County receives $562,000 in road grants
Published 11:05 am Friday, June 1, 2012
Governor Robert Bentley announced 105 road and bridge grants across the state on Thursday, including over $562,000 for a Lowndes County project.
Lowndes County received $562,440.80 in grants for resurfacing County Road 54 (Old Selma Highway) from County Road 40 to the Montgomery city limits.
The county will match the grant with $140,610.20 for a total cost of $703,051.00.
Email newsletter signup
The funding came through the Alabama Transportation Rehabilitation and Improvement Program, or ATRIP, in its first round of grants.
ATRIP is the largest road and bridge improvement program in Alabama’s history. The improvements are designed to enhance safety and quality of life for people in communities across the state. Further, the transportation projects will also serve as an economic development tool. Updated roads and bridges will help the state recruit additional jobs from companies that depend on a modern, solid infrastructure to transport goods.
“From large cities to rural areas, the people of this state deserve reliable, safe roads and bridges,” Governor Bentley said. “School buses should not have to be detoured around substandard bridges. Communities need help improving roads that are currently over capacity or in need of various safety improvements.”
“Also, companies depend on updated roads and bridges to help them safely conduct business and make deliveries,” Governor Bentley added. “As we improve our infrastructure, we will improve the business climate in the state and make Alabama more attractive to businesses seeking to locate here and bring additional jobs.”
Governor Bentley first unveiled the ATRIP program in February. Cities and counties across the state then submitted project proposals for the initial round of funding. ATRIP applications were analyzed by the Alabama Department of Transportation. Eligible projects were reviewed by an advisory committee, which, in conjunction with Governor Bentley, made the final project funding decisions.
There were applications representing 64 of Alabama’s 67 counties, with at least one project from 61 counties approved in the first phase of funding. Every eligible applicant received at least one project. At least two additional rounds of funding are planned, one in fall 2012 and one in spring 2013. Projects not selected in the initial phase of funding are eligible for submission during the second and third phases.
Projects approved in ATRIP’s first phase of funding range from rural to urban and include resurfacing, additional lanes, intersection upgrades, and 36 local bridge replacements. The 105 projects announced Thursday represent $138.5 million in funding during the initial round of ATRIP.

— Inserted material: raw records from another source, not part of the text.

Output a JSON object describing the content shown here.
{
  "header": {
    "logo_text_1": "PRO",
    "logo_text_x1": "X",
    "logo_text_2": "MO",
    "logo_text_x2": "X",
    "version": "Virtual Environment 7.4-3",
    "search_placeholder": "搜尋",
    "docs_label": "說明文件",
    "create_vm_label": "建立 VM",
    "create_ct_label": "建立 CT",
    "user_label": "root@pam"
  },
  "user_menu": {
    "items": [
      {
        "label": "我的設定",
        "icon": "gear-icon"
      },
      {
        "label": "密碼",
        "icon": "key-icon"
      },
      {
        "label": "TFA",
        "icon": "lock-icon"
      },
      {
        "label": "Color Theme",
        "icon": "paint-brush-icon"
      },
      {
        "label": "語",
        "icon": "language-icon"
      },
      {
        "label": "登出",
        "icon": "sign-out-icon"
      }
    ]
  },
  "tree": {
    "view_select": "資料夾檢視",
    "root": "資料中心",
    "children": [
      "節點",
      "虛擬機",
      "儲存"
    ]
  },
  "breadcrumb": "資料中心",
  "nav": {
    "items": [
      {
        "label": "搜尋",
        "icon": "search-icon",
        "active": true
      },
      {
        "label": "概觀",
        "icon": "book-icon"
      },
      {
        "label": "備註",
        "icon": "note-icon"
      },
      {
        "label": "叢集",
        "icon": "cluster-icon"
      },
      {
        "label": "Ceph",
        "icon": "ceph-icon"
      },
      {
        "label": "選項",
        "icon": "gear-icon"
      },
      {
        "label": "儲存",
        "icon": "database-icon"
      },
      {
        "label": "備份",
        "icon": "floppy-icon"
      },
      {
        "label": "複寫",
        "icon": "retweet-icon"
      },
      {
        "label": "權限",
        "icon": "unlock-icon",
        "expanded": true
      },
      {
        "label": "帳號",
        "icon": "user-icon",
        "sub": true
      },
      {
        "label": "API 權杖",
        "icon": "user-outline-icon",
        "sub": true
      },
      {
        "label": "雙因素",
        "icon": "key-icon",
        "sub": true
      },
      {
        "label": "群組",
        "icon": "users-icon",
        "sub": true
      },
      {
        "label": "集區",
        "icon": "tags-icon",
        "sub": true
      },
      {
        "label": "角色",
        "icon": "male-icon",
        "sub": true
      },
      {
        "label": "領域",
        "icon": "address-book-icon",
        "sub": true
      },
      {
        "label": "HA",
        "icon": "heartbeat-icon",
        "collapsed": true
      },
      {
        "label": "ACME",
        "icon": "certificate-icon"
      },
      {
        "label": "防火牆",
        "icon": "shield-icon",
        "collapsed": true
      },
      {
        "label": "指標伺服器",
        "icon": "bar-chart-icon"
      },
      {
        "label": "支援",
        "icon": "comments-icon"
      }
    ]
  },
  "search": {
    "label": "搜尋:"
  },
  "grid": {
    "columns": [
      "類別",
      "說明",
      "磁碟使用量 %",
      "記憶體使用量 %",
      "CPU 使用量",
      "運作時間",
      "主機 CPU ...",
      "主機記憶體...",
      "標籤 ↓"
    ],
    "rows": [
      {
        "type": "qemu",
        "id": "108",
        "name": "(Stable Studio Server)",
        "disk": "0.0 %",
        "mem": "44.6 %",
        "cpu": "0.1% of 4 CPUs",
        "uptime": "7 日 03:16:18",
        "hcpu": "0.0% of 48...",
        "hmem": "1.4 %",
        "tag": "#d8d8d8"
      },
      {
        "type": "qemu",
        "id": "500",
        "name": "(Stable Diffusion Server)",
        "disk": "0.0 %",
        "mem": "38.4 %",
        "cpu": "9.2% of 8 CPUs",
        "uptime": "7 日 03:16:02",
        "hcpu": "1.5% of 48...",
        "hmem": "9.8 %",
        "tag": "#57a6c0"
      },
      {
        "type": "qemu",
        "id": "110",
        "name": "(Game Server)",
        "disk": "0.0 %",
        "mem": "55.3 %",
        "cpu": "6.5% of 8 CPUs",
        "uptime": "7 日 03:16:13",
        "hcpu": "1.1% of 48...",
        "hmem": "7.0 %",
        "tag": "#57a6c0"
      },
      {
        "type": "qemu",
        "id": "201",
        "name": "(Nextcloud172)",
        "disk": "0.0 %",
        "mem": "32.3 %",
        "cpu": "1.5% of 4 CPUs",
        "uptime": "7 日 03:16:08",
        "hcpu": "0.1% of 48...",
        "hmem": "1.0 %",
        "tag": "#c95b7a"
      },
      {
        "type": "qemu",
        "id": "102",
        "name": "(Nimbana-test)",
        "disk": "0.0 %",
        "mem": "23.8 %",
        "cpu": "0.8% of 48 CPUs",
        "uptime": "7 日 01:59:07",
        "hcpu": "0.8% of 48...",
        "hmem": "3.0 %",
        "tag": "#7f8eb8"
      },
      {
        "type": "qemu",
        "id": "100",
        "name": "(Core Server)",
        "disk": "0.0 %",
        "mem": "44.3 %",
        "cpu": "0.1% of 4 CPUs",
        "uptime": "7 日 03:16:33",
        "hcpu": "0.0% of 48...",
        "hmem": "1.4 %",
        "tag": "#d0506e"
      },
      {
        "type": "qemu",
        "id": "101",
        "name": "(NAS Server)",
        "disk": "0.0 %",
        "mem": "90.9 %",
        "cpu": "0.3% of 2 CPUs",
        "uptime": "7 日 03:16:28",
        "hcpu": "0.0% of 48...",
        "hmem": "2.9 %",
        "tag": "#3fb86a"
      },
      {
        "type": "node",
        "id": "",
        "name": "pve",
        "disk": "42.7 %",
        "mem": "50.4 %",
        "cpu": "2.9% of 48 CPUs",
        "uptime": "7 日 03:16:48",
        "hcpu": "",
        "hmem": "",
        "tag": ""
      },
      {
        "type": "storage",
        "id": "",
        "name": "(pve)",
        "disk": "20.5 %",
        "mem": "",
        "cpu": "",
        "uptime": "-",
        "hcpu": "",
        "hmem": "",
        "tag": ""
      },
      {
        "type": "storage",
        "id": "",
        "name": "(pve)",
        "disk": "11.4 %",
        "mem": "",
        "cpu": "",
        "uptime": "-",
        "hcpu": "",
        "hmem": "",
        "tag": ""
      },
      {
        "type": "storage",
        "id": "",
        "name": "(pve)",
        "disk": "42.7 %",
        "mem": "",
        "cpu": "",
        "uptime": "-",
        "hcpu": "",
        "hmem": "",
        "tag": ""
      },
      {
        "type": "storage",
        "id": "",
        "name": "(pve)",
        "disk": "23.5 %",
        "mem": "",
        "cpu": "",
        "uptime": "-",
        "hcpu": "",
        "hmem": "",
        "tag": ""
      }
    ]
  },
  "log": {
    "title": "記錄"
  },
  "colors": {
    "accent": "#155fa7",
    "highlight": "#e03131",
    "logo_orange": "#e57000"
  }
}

Funding for ATRIP comes through the use of GARVEE bonds. GARVEE is the term commonly used to describe the Grant Anticipation Revenue Vehicles Bond Program.
Through the use of GARVEE bonds, Alabama is able to access future federal dollars now in order to pay for road and bridge projects that are needed immediately. With interest rates on municipal bonds at historic lows, the use of GARVEE bonds makes strong financial sense as the low cost of borrowing is generally lower than the rising cost of inflation in construction projects.
“By using GARVEE bonds, we are able to make much-needed improvements without raising taxes,” Governor Bentley said. “In addition, this program will create construction jobs across the state as projects move forward, and by making areas more attractive to prospective employers, the ATRIP program will help with the long-term recruitment of even more jobs in the future.”
The projects will require a 20 percent funding match provided by either the local government or through a local public-private partnership, with the remaining 80 percent provided by GARVEE bonds.
Projects are evaluated on several factors. Some of the criteria involved in the application and evaluation process include the ability to provide the required local match, the functional classification of the road, bridge sufficiency ratings, traffic counts, project delivery timeline, safety, connectivity with other highway infrastructure, innovation, partnerships, and economic, industrial or educational impacts.